• **WHAT TO PRODUCE**:
Which lines of the entries below contain the string "JSON"? Copy each one.

○ ○ ○ ○ ○ ○ ○

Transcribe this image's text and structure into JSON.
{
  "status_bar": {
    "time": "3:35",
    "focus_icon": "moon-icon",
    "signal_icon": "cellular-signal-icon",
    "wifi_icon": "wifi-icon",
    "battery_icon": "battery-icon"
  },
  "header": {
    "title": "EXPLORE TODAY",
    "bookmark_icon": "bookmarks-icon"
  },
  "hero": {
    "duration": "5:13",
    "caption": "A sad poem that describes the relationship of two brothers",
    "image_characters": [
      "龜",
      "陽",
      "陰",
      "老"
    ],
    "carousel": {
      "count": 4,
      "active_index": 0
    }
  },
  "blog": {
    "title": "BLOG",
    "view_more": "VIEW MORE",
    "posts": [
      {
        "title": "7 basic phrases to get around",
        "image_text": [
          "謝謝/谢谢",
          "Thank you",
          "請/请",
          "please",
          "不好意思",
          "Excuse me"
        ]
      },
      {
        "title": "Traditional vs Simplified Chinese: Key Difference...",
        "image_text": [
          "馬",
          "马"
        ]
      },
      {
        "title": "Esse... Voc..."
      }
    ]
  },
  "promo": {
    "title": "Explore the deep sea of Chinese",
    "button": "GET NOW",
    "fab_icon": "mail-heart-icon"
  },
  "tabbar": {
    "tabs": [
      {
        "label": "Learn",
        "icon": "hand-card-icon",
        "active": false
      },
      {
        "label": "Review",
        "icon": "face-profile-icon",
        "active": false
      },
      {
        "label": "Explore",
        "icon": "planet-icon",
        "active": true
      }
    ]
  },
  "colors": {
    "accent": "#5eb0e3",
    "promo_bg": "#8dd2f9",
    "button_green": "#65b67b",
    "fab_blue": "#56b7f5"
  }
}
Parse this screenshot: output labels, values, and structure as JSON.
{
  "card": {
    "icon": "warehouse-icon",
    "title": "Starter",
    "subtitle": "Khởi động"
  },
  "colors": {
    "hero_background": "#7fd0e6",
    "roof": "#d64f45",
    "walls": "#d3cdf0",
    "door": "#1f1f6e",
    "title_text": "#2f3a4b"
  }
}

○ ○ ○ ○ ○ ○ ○

• **EXERCISE SOLUTION**:
Transcribe this image's text and structure into JSON.
Parse this screenshot: output labels, values, and structure as JSON.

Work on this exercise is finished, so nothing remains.